[WHAT YOU HAVE TO DO] Nothing but the records beneath, reproduced exactly, should appear in the answer.

*** Opening of GIVEN INFORMATION ***

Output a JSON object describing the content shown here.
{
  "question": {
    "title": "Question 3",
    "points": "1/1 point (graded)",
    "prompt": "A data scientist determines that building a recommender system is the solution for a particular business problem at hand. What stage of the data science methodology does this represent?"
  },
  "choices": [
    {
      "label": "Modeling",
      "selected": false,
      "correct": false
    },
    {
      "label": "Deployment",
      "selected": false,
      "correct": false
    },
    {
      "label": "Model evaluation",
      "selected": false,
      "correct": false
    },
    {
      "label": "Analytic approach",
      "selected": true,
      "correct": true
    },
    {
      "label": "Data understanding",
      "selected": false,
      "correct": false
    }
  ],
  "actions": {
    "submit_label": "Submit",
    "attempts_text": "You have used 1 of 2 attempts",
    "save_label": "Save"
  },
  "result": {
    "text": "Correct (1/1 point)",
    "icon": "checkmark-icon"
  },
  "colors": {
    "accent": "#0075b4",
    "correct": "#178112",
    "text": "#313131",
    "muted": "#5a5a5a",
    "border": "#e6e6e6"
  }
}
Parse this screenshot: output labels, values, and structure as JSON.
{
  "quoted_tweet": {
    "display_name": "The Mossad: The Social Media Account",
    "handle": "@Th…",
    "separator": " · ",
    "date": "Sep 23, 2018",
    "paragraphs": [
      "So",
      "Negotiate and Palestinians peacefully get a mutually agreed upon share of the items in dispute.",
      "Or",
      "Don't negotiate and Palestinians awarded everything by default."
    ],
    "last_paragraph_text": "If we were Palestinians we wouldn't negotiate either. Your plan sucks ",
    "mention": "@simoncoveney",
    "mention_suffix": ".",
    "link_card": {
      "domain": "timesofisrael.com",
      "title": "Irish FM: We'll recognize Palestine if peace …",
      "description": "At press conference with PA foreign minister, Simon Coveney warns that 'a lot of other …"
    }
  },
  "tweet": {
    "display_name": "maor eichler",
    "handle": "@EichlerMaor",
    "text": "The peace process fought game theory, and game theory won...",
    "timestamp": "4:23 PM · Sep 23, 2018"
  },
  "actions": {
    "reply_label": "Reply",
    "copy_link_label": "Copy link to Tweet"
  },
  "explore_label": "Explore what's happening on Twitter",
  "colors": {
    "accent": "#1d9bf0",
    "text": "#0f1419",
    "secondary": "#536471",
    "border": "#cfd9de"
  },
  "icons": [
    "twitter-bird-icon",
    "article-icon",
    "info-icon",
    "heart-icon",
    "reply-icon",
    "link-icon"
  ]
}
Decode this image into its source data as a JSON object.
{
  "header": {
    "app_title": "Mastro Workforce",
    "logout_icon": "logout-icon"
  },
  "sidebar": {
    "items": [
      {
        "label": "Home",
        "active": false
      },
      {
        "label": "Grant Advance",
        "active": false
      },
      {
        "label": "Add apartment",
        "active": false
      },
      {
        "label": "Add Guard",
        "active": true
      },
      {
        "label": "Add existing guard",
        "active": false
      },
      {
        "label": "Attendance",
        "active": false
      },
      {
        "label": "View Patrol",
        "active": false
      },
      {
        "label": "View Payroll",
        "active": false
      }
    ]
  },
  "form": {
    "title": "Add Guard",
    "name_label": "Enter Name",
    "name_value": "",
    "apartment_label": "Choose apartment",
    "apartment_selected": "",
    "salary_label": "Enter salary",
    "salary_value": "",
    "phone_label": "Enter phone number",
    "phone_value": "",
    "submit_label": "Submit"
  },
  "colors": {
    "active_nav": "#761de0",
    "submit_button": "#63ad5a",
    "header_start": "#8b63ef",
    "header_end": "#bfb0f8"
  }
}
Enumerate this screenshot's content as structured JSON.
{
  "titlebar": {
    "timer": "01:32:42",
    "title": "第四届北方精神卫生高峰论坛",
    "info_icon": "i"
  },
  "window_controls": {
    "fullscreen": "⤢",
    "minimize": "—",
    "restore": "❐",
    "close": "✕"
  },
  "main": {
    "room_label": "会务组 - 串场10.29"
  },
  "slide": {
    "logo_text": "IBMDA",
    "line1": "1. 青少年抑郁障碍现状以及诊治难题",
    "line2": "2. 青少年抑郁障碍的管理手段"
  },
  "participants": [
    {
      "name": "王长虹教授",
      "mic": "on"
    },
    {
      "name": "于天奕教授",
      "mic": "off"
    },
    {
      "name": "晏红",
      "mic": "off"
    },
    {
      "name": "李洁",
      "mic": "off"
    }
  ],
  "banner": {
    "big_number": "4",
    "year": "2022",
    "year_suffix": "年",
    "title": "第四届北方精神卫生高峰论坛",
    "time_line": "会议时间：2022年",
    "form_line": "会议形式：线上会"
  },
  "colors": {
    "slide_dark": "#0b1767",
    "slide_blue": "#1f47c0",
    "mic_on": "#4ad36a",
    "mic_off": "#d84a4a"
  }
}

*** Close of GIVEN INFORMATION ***

[OUTPUT]
Output a JSON object describing the content shown here.
{
  "question": {
    "title": "Question 3",
    "points": "1/1 point (graded)",
    "prompt": "A data scientist determines that building a recommender system is the solution for a particular business problem at hand. What stage of the data science methodology does this represent?"
  },
  "choices": [
    {
      "label": "Modeling",
      "selected": false,
      "correct": false
    },
    {
      "label": "Deployment",
      "selected": false,
      "correct": false
    },
    {
      "label": "Model evaluation",
      "selected": false,
      "correct": false
    },
    {
      "label": "Analytic approach",
      "selected": true,
      "correct": true
    },
    {
      "label": "Data understanding",
      "selected": false,
      "correct": false
    }
  ],
  "actions": {
    "submit_label": "Submit",
    "attempts_text": "You have used 1 of 2 attempts",
    "save_label": "Save"
  },
  "result": {
    "text": "Correct (1/1 point)",
    "icon": "checkmark-icon"
  },
  "colors": {
    "accent": "#0075b4",
    "correct": "#178112",
    "text": "#313131",
    "muted": "#5a5a5a",
    "border": "#e6e6e6"
  }
}
Parse this screenshot: output labels, values, and structure as JSON.
{
  "quoted_tweet": {
    "display_name": "The Mossad: The Social Media Account",
    "handle": "@Th…",
    "separator": " · ",
    "date": "Sep 23, 2018",
    "paragraphs": [
      "So",
      "Negotiate and Palestinians peacefully get a mutually agreed upon share of the items in dispute.",
      "Or",
      "Don't negotiate and Palestinians awarded everything by default."
    ],
    "last_paragraph_text": "If we were Palestinians we wouldn't negotiate either. Your plan sucks ",
    "mention": "@simoncoveney",
    "mention_suffix": ".",
    "link_card": {
      "domain": "timesofisrael.com",
      "title": "Irish FM: We'll recognize Palestine if peace …",
      "description": "At press conference with PA foreign minister, Simon Coveney warns that 'a lot of other …"
    }
  },
  "tweet": {
    "display_name": "maor eichler",
    "handle": "@EichlerMaor",
    "text": "The peace process fought game theory, and game theory won...",
    "timestamp": "4:23 PM · Sep 23, 2018"
  },
  "actions": {
    "reply_label": "Reply",
    "copy_link_label": "Copy link to Tweet"
  },
  "explore_label": "Explore what's happening on Twitter",
  "colors": {
    "accent": "#1d9bf0",
    "text": "#0f1419",
    "secondary": "#536471",
    "border": "#cfd9de"
  },
  "icons": [
    "twitter-bird-icon",
    "article-icon",
    "info-icon",
    "heart-icon",
    "reply-icon",
    "link-icon"
  ]
}
Decode this image into its source data as a JSON object.
{
  "header": {
    "app_title": "Mastro Workforce",
    "logout_icon": "logout-icon"
  },
  "sidebar": {
    "items": [
      {
        "label": "Home",
        "active": false
      },
      {
        "label": "Grant Advance",
        "active": false
      },
      {
        "label": "Add apartment",
        "active": false
      },
      {
        "label": "Add Guard",
        "active": true
      },
      {
        "label": "Add existing guard",
        "active": false
      },
      {
        "label": "Attendance",
        "active": false
      },
      {
        "label": "View Patrol",
        "active": false
      },
      {
        "label": "View Payroll",
        "active": false
      }
    ]
  },
  "form": {
    "title": "Add Guard",
    "name_label": "Enter Name",
    "name_value": "",
    "apartment_label": "Choose apartment",
    "apartment_selected": "",
    "salary_label": "Enter salary",
    "salary_value": "",
    "phone_label": "Enter phone number",
    "phone_value": "",
    "submit_label": "Submit"
  },
  "colors": {
    "active_nav": "#761de0",
    "submit_button": "#63ad5a",
    "header_start": "#8b63ef",
    "header_end": "#bfb0f8"
  }
}
Enumerate this screenshot's content as structured JSON.
{
  "titlebar": {
    "timer": "01:32:42",
    "title": "第四届北方精神卫生高峰论坛",
    "info_icon": "i"
  },
  "window_controls": {
    "fullscreen": "⤢",
    "minimize": "—",
    "restore": "❐",
    "close": "✕"
  },
  "main": {
    "room_label": "会务组 - 串场10.29"
  },
  "slide": {
    "logo_text": "IBMDA",
    "line1": "1. 青少年抑郁障碍现状以及诊治难题",
    "line2": "2. 青少年抑郁障碍的管理手段"
  },
  "participants": [
    {
      "name": "王长虹教授",
      "mic": "on"
    },
    {
      "name": "于天奕教授",
      "mic": "off"
    },
    {
      "name": "晏红",
      "mic": "off"
    },
    {
      "name": "李洁",
      "mic": "off"
    }
  ],
  "banner": {
    "big_number": "4",
    "year": "2022",
    "year_suffix": "年",
    "title": "第四届北方精神卫生高峰论坛",
    "time_line": "会议时间：2022年",
    "form_line": "会议形式：线上会"
  },
  "colors": {
    "slide_dark": "#0b1767",
    "slide_blue": "#1f47c0",
    "mic_on": "#4ad36a",
    "mic_off": "#d84a4a"
  }
}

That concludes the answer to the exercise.